Now this did make me ride for longer distances, and do more miles each week, as I could actually and accurately see when I had slacked off. And being data-obsessed I just wanted to push teh totals ever higher. Funnily enough I still had to chase down attacks, stick with the peleton over varying terrain and avoid being dropped, irrespective of what the displayed velocity was. But now I could also go ‘ah, look at that average’ after a hard crit.
The next leap forward in this history lesson was to the heart rate monitor. In my case it was the mid 90s and a Polar HRM. So now I could match perceived exertion against both time and distance, as well as estimate my caloric budget. It again made me ride, just to get data. Bizarre, I know. I wanted to exceed 200bpm on my local tough climb and set ever higher averages, so again I could go ‘wow, that was a tough ride’.
Which brings me to my newest desire: power measurement. Up to now I’ve calculated it after the ride, inexactly, and longed to know how many Watts it really took to ride that hard crit. SRMs, offering measurement at the crank seemed a great option. But SRMs were (and remain) waaay too expensive, especially now I had kids to feed. The hub-based CycleOps option was still a bit rich (and what if I swapped wheels?) and Ergomo Pro was again a tad exxy and suffered (like the SRM) from being integrated into the bike. The Polar option was both expensive and tricky to set up. So I looked at the next-best options – the German HAC4 and other options from Germany and Italy, which calculated power from time, speed and altitude gain using accelerometers or barometric changes.
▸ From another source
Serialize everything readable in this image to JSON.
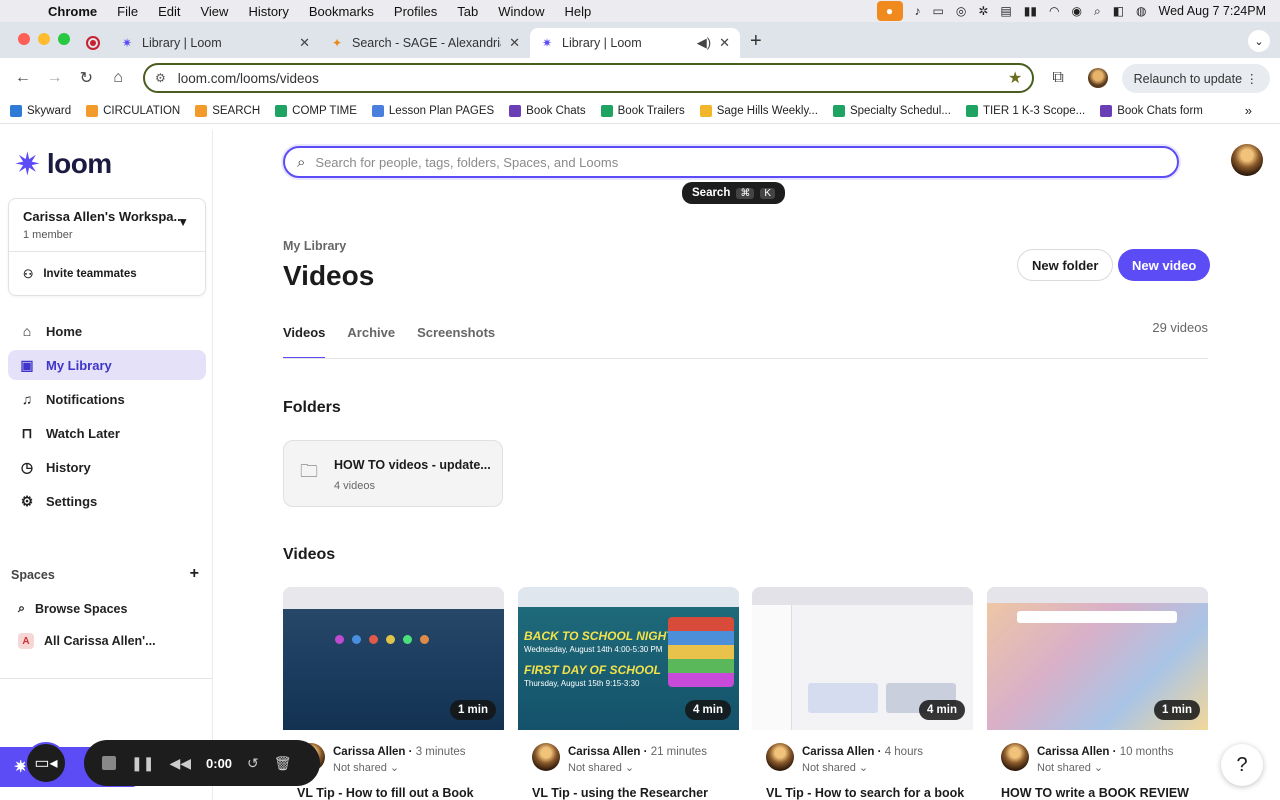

Of course this only works on hills, but it was an option. Some of these options don’t offer download, so it would be a ‘write down later’ sort of thing – like back to the 80s.
The HAC4 looks great options-wise but is a bit expensive compared with low-end ‘real’ power meters. I also looked at GPS units like Garmin‘s and wondered why no-one had integrated the coolest features into one unit. Maybe one day, I guess.
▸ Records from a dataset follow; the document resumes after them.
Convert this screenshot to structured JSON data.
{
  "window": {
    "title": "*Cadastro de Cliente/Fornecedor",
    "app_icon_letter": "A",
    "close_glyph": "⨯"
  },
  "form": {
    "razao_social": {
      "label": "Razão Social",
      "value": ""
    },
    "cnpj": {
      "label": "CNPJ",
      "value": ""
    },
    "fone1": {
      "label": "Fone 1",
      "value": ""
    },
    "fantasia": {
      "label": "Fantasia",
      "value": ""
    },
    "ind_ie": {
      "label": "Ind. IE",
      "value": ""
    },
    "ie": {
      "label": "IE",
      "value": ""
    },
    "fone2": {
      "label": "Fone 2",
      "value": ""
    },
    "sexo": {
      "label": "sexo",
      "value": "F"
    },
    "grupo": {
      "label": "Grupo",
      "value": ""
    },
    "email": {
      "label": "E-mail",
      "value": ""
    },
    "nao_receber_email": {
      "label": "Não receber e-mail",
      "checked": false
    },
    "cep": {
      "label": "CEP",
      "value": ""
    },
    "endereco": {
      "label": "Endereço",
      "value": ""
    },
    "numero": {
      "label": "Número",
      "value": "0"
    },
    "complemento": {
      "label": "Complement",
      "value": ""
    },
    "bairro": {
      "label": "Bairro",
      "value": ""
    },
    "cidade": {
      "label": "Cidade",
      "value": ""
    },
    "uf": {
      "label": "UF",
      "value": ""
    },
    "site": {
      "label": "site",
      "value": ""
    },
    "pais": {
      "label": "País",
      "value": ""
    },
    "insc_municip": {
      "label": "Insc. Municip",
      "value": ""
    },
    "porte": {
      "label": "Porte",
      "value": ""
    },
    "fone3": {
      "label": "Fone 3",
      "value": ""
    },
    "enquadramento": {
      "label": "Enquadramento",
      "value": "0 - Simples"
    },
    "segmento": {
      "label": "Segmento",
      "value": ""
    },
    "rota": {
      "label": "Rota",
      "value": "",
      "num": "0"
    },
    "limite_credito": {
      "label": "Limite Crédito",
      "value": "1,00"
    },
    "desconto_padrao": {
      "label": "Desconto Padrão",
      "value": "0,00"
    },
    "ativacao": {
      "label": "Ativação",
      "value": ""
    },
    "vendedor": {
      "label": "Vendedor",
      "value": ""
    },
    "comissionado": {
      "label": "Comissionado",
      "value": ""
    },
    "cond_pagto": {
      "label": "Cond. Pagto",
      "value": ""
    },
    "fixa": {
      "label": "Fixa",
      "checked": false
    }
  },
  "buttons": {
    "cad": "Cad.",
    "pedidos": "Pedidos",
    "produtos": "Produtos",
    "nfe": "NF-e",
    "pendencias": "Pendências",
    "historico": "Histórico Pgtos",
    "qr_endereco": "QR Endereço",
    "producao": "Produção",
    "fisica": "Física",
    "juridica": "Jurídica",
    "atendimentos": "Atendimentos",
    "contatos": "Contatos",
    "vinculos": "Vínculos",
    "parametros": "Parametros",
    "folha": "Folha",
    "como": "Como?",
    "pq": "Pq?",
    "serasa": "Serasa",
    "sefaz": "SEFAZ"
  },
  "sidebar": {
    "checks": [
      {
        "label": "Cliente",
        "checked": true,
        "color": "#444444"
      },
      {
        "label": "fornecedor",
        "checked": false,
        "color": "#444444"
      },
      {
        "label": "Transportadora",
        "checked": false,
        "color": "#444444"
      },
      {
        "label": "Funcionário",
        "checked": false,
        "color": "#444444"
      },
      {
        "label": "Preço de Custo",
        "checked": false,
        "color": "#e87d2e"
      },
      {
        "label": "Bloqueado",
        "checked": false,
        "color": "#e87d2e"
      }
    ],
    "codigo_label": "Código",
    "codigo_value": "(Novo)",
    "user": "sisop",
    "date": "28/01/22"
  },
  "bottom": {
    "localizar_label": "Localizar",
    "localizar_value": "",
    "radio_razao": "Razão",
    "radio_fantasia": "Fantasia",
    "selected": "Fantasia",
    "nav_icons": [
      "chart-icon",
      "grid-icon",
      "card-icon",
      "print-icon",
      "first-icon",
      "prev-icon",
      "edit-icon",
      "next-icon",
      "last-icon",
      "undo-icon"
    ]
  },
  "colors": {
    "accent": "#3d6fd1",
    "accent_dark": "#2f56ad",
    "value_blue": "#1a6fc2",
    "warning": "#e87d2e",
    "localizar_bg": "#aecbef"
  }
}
Anyway, I flipped a coin and went with the simplest, cheapest real-time data logging power meter I could find. The ibike. It back-calculates power by measuring the opposing forces – wind, friction and inclination – and comparing it to real speed (using a magnetic pickup). Easy to fit, easy to use. It looks the goods but does rely upon (a) your calibration accuracy and (b) unimpeded airflow. Which is to say that it misreads power if you aren’t good at entering data (weight, aerodynamic and friction data, basically, although the latter is derived by the “coasting” test) or have impeded airflow (in a bunch, maybe, and certainly in a sharp corner).
I ummed and ahhed about this for weeks (whilst watching the Aussie to $US exchange rate fluctuate, too) and wondered if I really needed to spend $A580 on a gadget. I decided it was now or never and pressed the “buy” button in the ibike website. I’ll tell you more later…